However, the partnership doesn’t just add value to the Huawei brand. In return, the co-branding initiative helped Leica enter the Chinese market and become an established name with the discerning Asian consumers and China’s growing upper class. A win-win for both brands.

McDonald’s also utilises co-branding to enter new markets. In their recent collaboration with juggernaut K-pop group BTS, McDonald’s gets access to a hyped and successful band and its millions of hardcore and dedicated followers. On the other hand, BTS is rocketed into 50 markets and can reap the exposure benefits from the fast-food chain’s global presence.


Avoid the Pitfalls, Gain Popularity

Collaborations are a strategic transformation of a brand’s operating system. It is a matter of a brand’s long-term renewal and cultural relevance and helps future-proof a brand culturally and business-wise. Co-branding protects pricing power, ensure high margins and reframe consumers’ perception of the brand.

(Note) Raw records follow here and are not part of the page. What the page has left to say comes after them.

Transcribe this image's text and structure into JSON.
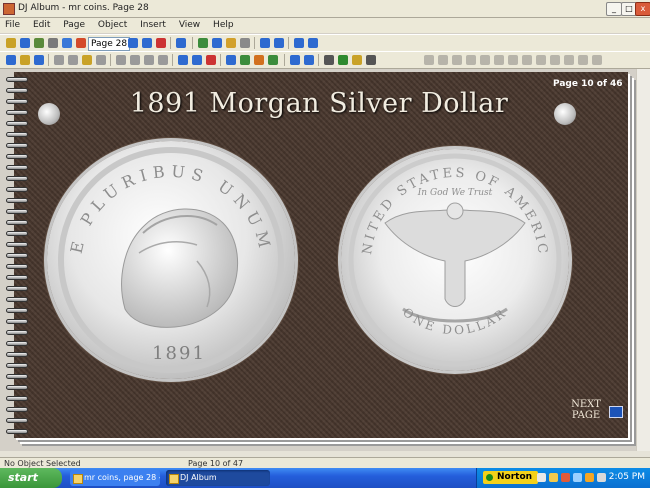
{
  "window": {
    "title": "DJ Album - mr coins. Page 28",
    "minimize_symbol": "_",
    "maximize_symbol": "□",
    "close_symbol": "x"
  },
  "menu": [
    "File",
    "Edit",
    "Page",
    "Object",
    "Insert",
    "View",
    "Help"
  ],
  "toolbar": {
    "page_selector": "Page 28"
  },
  "album_page": {
    "page_indicator": "Page 10 of 46",
    "title": "1891 Morgan  Silver Dollar",
    "next_page": [
      "NEXT",
      "PAGE"
    ],
    "obverse": {
      "motto": "E PLURIBUS UNUM",
      "year": "1891"
    },
    "reverse": {
      "legend": "UNITED STATES OF AMERICA",
      "motto": "In God We Trust",
      "denomination": "ONE DOLLAR"
    }
  },
  "statusbar": {
    "left": "No Object Selected",
    "middle": "Page 10 of 47"
  },
  "taskbar": {
    "start_label": "start",
    "tasks": [
      "mr coins, page 28 - C...",
      "DJ Album"
    ],
    "norton_label": "Norton",
    "clock": "2:05 PM"
  },
  "colors": {
    "page_background": "#4d3b31",
    "heading": "#f1ece0",
    "taskbar": "#245edb",
    "start_button": "#3a963a"
  }
}
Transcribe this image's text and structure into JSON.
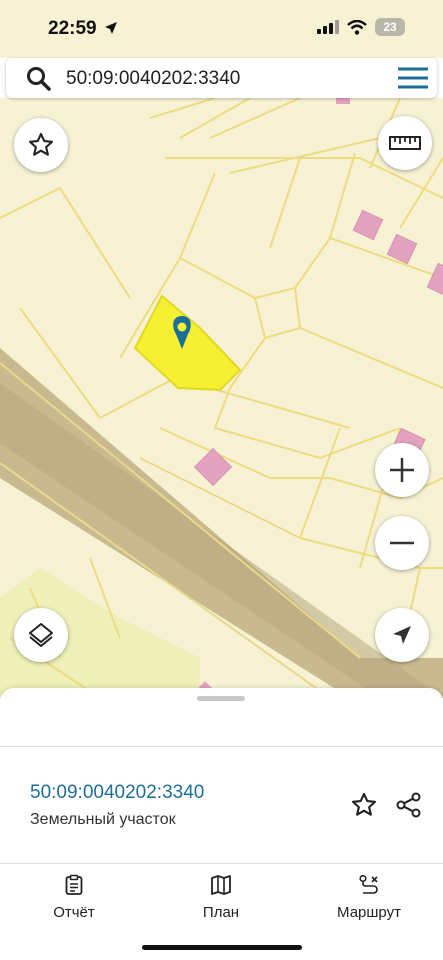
{
  "status_bar": {
    "time": "22:59",
    "battery": "23"
  },
  "search": {
    "value": "50:09:0040202:3340"
  },
  "map": {
    "buttons": {
      "favorite": "star-icon",
      "ruler": "ruler-icon",
      "zoom_in": "plus-icon",
      "zoom_out": "minus-icon",
      "layers": "layers-icon",
      "locate": "navigation-arrow-icon"
    },
    "colors": {
      "background": "#f6f2d3",
      "road": "#c9b98f",
      "selected_parcel": "#f5f032",
      "building": "#e3a2c0",
      "parcel_border": "#eedb80"
    }
  },
  "sheet": {
    "parcel_id": "50:09:0040202:3340",
    "parcel_type": "Земельный участок"
  },
  "nav": [
    {
      "label": "Отчёт",
      "icon": "report-icon"
    },
    {
      "label": "План",
      "icon": "map-icon"
    },
    {
      "label": "Маршрут",
      "icon": "route-icon"
    }
  ]
}
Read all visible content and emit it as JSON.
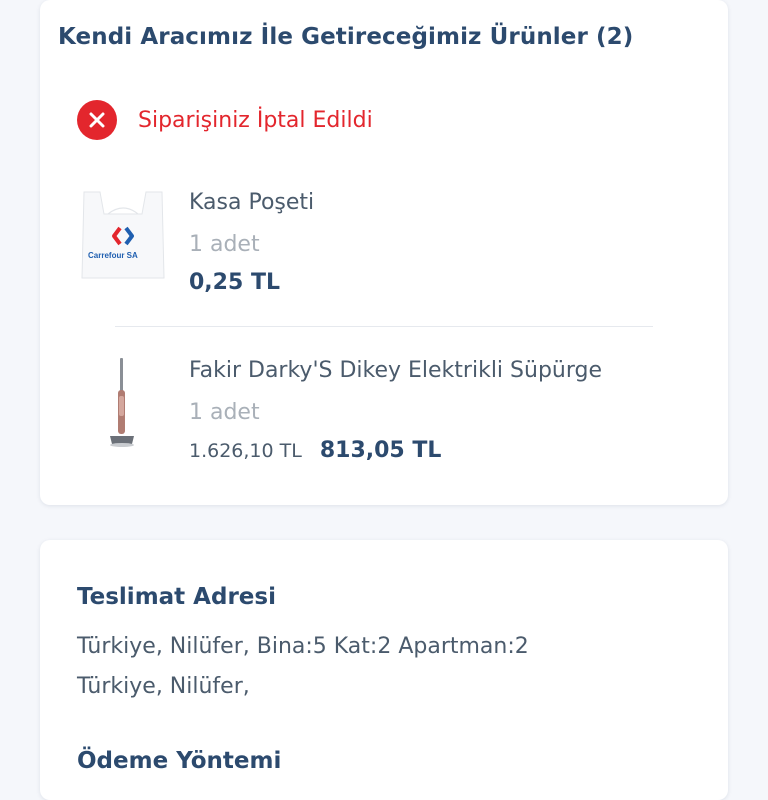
{
  "products_card": {
    "title": "Kendi Aracımız İle Getireceğimiz Ürünler (2)",
    "status": {
      "text": "Siparişiniz İptal Edildi",
      "icon": "close-circle-icon",
      "color": "#e3262d"
    },
    "items": [
      {
        "name": "Kasa Poşeti",
        "quantity": "1 adet",
        "old_price": "",
        "price": "0,25 TL",
        "image": "carrier-bag-image",
        "brand_mark": "Carrefour SA"
      },
      {
        "name": "Fakir Darky'S Dikey Elektrikli Süpürge",
        "quantity": "1 adet",
        "old_price": "1.626,10 TL",
        "price": "813,05 TL",
        "image": "stick-vacuum-image"
      }
    ]
  },
  "address_card": {
    "title": "Teslimat Adresi",
    "lines": [
      "Türkiye, Nilüfer,  Bina:5 Kat:2 Apartman:2",
      "Türkiye, Nilüfer,"
    ],
    "payment_title": "Ödeme Yöntemi"
  },
  "colors": {
    "accent": "#2c4a6e",
    "error": "#e3262d",
    "muted": "#a9b0b8",
    "background": "#f5f7fb"
  }
}
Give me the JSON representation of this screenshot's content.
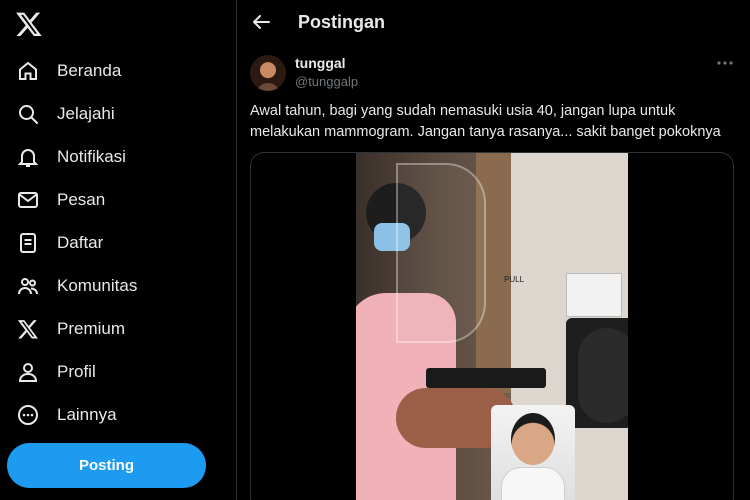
{
  "sidebar": {
    "logo_icon": "x-logo-icon",
    "items": [
      {
        "label": "Beranda",
        "icon": "home-icon"
      },
      {
        "label": "Jelajahi",
        "icon": "search-icon"
      },
      {
        "label": "Notifikasi",
        "icon": "bell-icon"
      },
      {
        "label": "Pesan",
        "icon": "mail-icon"
      },
      {
        "label": "Daftar",
        "icon": "list-icon"
      },
      {
        "label": "Komunitas",
        "icon": "people-icon"
      },
      {
        "label": "Premium",
        "icon": "x-logo-icon"
      },
      {
        "label": "Profil",
        "icon": "person-icon"
      },
      {
        "label": "Lainnya",
        "icon": "more-circle-icon"
      }
    ],
    "post_button": "Posting"
  },
  "header": {
    "title": "Postingan"
  },
  "tweet": {
    "display_name": "tunggal",
    "handle": "@tunggalp",
    "text": "Awal tahun, bagi yang sudah nemasuki usia 40, jangan lupa untuk melakukan mammogram. Jangan tanya rasanya... sakit banget pokoknya",
    "video_sign": "PULL"
  },
  "colors": {
    "background": "#000000",
    "text": "#e7e9ea",
    "muted": "#71767b",
    "accent": "#1d9bf0",
    "border": "#2f3336"
  }
}
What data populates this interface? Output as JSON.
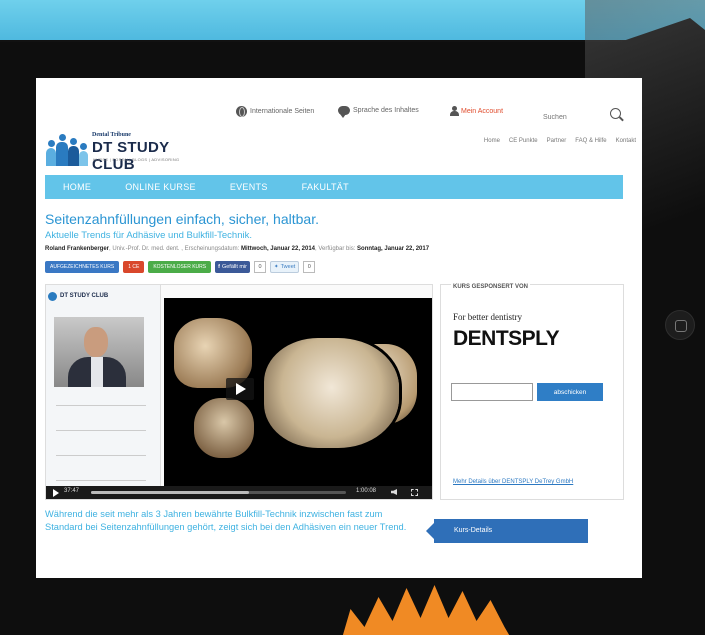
{
  "header": {
    "top_links": [
      {
        "label": "Internationale Seiten",
        "icon": "globe-icon"
      },
      {
        "label": "Sprache des Inhaltes",
        "icon": "speech-bubble-icon"
      },
      {
        "label": "Mein Account",
        "icon": "user-icon"
      }
    ],
    "search_placeholder": "Suchen",
    "right_nav": [
      "Home",
      "CE Punkte",
      "Partner",
      "FAQ & Hilfe",
      "Kontakt"
    ]
  },
  "logo": {
    "tribune": "Dental Tribune",
    "title": "DT STUDY CLUB",
    "tagline": "KURSE | FOREN | BLOGS | ADVISORING"
  },
  "main_nav": [
    "HOME",
    "ONLINE KURSE",
    "EVENTS",
    "FAKULTÄT"
  ],
  "course": {
    "title": "Seitenzahnfüllungen einfach, sicher, haltbar.",
    "subtitle": "Aktuelle Trends für Adhäsive und Bulkfill-Technik.",
    "author": "Roland Frankenberger",
    "author_title": ", Univ.-Prof. Dr. med. dent. , Erscheinungsdatum: ",
    "date_label": "Mittwoch, Januar 22, 2014",
    "available_label": ", Verfügbar bis: ",
    "available_date": "Sonntag, Januar 22, 2017",
    "badges": [
      "AUFGEZEICHNETES KURS",
      "1 CE",
      "KOSTENLOSER KURS"
    ],
    "facebook_label": "Gefällt mir",
    "facebook_count": "0",
    "twitter_label": "Tweet",
    "twitter_count": "0"
  },
  "player": {
    "mini_logo": "DT STUDY CLUB",
    "elapsed": "37:47",
    "duration": "1:00:08",
    "progress_fraction": 0.62
  },
  "sponsor": {
    "heading": "KURS GESPONSERT VON",
    "tagline": "For better dentistry",
    "brand": "DENTSPLY",
    "button_label": "abschicken",
    "link": "Mehr Details über DENTSPLY DeTrey GmbH"
  },
  "intro_text": "Während die seit mehr als 3 Jahren bewährte Bulkfill-Technik inzwischen fast zum Standard bei Seitenzahnfüllungen gehört, zeigt sich bei den Adhäsiven ein neuer Trend.",
  "kurs_details": "Kurs-Details",
  "colors": {
    "accent": "#62c4e9",
    "title_blue": "#2b95d3",
    "account_red": "#e04d2e",
    "button_blue": "#2f7ec6"
  }
}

While co-branding holds big wins, it also can lead to downsides. One of them being control. When you collaborate with another brand, you open up yourself to criticism and damage. Versace’s partnership with H&M was a success until H&M became the scapegoat of the unsustainability of the fashion industry.

So before you start co-branding, we always advise brands to clearly align actions in order to create better synergy. Although it might not be relevant at first, you might want to ask yourself: What if the brand I am working with ends up in a shitstorm?

Before entering such kinds of partnerships as above, we suggest any co-branding exercise is part of a larger strategy and not necessarily just a fun engagement. Therefore, ask yourself:

  • Is there any hidden agenda that might damage your brands?
  • Does the other brand share your values?
  • What is the purpose and aim of the collaboration?
  • How will you measure the co-lab and follow up afterwards?
  • Is it a win-win proposition?

Once all the boxes have been checked, you will see how co-branding can make 1 + 1 equal 3.